*** Opening of Data to examine ***

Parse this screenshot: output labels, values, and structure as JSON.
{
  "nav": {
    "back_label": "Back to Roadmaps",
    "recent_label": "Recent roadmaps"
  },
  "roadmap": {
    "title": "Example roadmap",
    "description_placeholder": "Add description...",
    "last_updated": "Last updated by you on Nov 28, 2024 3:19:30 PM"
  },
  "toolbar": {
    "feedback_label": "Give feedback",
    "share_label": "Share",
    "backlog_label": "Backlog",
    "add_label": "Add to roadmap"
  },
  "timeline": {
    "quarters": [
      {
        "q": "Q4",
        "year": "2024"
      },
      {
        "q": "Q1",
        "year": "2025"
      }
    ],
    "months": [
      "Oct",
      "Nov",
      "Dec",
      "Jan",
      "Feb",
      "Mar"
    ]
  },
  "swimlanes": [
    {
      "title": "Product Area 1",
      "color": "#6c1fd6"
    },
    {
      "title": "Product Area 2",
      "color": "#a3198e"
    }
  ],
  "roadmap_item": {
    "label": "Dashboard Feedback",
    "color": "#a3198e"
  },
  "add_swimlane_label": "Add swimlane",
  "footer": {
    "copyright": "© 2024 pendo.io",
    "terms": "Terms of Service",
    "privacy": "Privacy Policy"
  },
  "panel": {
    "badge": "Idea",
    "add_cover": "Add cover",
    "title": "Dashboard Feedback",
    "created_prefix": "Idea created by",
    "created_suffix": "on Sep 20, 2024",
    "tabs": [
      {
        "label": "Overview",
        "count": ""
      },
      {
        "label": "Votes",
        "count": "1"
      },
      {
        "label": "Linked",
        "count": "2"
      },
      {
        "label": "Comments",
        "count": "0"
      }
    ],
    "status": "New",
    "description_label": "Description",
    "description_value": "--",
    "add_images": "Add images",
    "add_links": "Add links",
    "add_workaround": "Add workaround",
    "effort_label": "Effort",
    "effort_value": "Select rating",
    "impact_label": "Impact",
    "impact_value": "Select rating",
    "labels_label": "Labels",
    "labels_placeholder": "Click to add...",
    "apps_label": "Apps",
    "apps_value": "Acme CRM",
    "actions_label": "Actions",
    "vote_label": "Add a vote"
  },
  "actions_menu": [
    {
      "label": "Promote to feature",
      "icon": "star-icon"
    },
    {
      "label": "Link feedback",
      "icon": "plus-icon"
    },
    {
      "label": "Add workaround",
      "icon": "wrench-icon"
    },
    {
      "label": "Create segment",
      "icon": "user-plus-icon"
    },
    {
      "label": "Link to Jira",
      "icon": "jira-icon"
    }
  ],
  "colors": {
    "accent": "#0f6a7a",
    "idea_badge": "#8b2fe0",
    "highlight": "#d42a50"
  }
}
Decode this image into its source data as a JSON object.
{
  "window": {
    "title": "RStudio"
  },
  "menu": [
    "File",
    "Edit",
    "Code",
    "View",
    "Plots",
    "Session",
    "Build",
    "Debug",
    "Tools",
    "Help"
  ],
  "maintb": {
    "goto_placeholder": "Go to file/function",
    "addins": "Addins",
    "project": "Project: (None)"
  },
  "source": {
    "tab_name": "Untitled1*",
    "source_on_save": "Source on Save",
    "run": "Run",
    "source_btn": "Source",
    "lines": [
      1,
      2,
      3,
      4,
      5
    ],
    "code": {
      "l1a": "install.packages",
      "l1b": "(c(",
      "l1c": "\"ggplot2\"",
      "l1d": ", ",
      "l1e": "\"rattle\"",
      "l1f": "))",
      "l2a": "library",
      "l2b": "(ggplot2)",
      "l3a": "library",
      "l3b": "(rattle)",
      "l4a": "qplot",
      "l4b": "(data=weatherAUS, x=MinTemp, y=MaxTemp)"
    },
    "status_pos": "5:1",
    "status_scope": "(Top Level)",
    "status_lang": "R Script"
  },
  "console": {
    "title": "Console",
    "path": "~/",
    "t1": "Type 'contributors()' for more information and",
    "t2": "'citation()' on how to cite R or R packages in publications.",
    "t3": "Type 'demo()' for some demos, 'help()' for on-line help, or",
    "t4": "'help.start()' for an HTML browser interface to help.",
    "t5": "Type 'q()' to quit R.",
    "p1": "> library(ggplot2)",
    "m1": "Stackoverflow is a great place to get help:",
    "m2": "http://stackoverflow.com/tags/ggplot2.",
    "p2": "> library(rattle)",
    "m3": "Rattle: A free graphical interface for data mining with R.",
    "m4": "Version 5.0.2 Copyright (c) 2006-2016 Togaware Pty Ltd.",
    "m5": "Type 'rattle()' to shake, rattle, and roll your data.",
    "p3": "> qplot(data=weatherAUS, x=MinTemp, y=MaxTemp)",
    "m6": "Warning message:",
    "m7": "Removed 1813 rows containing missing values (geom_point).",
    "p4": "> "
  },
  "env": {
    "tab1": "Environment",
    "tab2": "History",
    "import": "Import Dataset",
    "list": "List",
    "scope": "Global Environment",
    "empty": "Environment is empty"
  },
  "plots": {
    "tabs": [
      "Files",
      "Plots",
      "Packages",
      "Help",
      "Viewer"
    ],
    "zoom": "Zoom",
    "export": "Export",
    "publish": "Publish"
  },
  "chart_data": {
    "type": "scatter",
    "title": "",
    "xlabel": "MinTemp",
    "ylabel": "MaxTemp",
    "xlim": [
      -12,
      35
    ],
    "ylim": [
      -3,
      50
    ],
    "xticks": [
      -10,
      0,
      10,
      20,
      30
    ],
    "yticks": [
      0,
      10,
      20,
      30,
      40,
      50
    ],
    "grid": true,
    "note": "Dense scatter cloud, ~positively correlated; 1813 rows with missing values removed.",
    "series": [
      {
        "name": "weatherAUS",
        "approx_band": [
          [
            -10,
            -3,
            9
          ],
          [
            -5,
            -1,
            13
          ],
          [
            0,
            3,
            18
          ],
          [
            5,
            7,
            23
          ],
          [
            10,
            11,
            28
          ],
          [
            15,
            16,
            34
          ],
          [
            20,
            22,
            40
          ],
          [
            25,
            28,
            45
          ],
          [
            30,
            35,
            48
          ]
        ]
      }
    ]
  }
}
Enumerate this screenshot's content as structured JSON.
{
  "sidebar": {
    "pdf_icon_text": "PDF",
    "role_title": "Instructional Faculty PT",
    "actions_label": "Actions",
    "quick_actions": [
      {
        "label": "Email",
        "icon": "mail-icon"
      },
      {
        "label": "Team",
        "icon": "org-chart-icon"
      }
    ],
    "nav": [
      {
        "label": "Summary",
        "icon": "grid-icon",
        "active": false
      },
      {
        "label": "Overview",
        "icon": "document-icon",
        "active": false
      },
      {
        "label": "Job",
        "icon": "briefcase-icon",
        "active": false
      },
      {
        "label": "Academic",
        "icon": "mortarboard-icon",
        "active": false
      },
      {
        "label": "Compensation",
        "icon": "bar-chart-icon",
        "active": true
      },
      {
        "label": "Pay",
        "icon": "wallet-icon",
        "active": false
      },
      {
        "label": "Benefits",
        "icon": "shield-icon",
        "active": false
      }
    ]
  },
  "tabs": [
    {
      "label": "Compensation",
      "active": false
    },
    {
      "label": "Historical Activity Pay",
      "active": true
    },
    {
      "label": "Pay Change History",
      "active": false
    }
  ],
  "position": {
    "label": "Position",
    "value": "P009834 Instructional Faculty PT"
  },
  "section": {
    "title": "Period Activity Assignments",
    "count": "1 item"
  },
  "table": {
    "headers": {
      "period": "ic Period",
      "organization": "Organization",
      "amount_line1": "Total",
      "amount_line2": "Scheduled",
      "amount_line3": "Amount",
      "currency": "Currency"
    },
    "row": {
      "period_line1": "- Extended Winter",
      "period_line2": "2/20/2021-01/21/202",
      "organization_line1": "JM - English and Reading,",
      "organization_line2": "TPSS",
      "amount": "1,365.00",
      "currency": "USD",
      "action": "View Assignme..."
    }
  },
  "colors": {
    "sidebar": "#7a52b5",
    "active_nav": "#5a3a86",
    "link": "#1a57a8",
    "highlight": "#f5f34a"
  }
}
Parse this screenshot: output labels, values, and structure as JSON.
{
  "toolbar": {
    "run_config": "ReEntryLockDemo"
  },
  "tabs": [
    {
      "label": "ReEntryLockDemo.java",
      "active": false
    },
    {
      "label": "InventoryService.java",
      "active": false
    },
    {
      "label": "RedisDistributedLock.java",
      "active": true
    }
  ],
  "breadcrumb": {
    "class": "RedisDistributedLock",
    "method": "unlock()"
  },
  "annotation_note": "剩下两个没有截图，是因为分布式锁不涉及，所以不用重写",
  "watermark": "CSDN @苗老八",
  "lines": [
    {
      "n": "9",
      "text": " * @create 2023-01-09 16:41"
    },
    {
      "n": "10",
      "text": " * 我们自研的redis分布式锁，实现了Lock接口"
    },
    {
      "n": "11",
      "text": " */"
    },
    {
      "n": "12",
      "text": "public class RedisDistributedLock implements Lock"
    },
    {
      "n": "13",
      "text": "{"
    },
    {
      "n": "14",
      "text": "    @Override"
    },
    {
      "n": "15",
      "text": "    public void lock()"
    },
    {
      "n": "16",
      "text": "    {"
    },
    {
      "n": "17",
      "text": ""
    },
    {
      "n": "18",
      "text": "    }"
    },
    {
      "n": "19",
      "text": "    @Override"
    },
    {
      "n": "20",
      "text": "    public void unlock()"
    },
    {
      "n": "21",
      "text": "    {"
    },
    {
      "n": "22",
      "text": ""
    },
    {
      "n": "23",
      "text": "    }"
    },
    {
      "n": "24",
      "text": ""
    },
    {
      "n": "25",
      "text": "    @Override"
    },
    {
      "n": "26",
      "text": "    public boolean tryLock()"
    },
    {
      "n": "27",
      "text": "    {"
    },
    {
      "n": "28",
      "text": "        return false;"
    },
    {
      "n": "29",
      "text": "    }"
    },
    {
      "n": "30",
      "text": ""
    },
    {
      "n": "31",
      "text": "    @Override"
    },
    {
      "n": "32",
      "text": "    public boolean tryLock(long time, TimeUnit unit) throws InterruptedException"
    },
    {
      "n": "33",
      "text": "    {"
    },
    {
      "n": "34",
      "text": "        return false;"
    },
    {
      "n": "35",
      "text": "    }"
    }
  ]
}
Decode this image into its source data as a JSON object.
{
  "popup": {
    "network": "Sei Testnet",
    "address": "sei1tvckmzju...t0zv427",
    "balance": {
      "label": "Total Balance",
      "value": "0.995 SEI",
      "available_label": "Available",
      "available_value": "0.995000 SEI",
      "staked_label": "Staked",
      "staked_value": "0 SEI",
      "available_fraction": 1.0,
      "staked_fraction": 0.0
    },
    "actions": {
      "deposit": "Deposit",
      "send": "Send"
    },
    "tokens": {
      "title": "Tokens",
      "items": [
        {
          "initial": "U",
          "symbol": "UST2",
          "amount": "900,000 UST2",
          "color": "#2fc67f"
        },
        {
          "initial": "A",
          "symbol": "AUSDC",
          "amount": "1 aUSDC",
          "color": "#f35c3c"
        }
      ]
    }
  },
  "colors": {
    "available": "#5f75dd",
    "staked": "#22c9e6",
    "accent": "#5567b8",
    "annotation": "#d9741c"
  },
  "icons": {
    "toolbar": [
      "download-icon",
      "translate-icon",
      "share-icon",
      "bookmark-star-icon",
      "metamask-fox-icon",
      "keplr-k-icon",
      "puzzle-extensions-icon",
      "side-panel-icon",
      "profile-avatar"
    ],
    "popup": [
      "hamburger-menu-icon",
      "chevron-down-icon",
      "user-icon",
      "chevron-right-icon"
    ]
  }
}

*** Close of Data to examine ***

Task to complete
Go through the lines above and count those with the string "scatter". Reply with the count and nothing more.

Task output
2